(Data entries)

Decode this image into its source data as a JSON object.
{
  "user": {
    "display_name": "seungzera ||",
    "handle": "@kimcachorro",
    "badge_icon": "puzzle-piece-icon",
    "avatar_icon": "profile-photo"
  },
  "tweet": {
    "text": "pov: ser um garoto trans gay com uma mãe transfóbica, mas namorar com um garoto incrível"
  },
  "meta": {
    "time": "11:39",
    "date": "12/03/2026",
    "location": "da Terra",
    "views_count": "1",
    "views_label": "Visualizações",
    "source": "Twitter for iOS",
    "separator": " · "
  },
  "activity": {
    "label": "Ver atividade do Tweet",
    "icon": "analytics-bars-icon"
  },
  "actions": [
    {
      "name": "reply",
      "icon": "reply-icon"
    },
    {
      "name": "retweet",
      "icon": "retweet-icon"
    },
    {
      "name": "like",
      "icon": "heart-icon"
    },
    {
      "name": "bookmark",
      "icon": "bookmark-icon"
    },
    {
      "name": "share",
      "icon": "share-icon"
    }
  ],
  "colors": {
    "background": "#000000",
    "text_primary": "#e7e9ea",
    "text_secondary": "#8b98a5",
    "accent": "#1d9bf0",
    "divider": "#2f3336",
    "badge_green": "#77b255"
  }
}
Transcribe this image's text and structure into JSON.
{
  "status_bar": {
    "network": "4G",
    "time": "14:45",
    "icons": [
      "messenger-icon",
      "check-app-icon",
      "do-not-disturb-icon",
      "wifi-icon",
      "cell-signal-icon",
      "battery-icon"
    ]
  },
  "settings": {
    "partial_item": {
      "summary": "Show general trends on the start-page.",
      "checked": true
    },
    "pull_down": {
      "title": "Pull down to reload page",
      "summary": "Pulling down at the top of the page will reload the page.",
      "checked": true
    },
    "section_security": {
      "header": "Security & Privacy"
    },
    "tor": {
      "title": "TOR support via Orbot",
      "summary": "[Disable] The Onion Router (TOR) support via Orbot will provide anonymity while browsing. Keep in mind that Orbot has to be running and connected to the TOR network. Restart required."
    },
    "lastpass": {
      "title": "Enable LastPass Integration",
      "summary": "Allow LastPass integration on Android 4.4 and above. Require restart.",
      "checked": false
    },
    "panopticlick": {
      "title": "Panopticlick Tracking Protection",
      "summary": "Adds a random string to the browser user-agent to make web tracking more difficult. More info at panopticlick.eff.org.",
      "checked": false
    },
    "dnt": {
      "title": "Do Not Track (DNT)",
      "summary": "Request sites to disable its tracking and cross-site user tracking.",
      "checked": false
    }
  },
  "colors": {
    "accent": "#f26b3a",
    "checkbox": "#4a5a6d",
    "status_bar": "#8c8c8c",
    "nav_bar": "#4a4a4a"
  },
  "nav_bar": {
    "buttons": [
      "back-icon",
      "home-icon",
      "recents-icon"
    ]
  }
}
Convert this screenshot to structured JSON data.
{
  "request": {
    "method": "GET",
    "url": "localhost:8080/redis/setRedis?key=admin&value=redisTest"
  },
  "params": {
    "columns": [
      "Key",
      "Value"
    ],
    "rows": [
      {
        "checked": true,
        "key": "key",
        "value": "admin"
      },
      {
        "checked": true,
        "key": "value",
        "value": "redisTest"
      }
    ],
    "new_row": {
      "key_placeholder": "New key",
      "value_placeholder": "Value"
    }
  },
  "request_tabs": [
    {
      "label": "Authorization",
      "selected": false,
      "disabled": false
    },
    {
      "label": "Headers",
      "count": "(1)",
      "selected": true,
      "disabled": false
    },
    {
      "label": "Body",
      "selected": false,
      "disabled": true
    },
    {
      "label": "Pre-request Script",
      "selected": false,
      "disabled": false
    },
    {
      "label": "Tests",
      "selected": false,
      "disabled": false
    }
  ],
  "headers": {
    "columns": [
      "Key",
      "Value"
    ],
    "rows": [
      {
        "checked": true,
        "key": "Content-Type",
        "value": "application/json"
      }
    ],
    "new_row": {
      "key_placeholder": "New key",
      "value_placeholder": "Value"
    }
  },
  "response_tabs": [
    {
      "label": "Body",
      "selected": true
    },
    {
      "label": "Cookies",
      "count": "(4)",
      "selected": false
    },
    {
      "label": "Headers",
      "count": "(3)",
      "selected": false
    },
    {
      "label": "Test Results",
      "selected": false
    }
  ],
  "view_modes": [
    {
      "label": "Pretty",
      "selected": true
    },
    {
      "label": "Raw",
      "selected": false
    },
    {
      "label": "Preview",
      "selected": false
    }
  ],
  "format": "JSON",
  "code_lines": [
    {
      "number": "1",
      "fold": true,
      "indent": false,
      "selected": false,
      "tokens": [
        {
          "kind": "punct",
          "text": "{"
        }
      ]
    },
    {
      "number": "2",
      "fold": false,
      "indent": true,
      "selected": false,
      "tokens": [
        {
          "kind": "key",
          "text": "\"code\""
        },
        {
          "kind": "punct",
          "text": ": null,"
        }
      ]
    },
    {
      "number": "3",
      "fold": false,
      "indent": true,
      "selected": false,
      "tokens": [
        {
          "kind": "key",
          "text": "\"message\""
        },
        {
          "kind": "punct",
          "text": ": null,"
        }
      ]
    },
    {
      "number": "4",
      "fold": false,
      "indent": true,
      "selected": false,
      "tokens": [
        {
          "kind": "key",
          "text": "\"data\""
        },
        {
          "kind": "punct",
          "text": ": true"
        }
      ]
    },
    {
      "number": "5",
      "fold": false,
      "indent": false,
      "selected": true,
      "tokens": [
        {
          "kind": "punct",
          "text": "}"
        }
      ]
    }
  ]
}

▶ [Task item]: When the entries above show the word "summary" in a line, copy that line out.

▶ [Task result]:
      "summary": "Show general trends on the start-page.",
      "summary": "Pulling down at the top of the page will reload the page.",
      "summary": "[Disable] The Onion Router (TOR) support via Orbot will provide anonymity while browsing. Keep in mind that Orbot has to be running and connected to the TOR network. Restart required."
      "summary": "Allow LastPass integration on Android 4.4 and above. Require restart.",
      "summary": "Adds a random string to the browser user-agent to make web tracking more difficult. More info at panopticlick.eff.org.",
      "summary": "Request sites to disable its tracking and cross-site user tracking.",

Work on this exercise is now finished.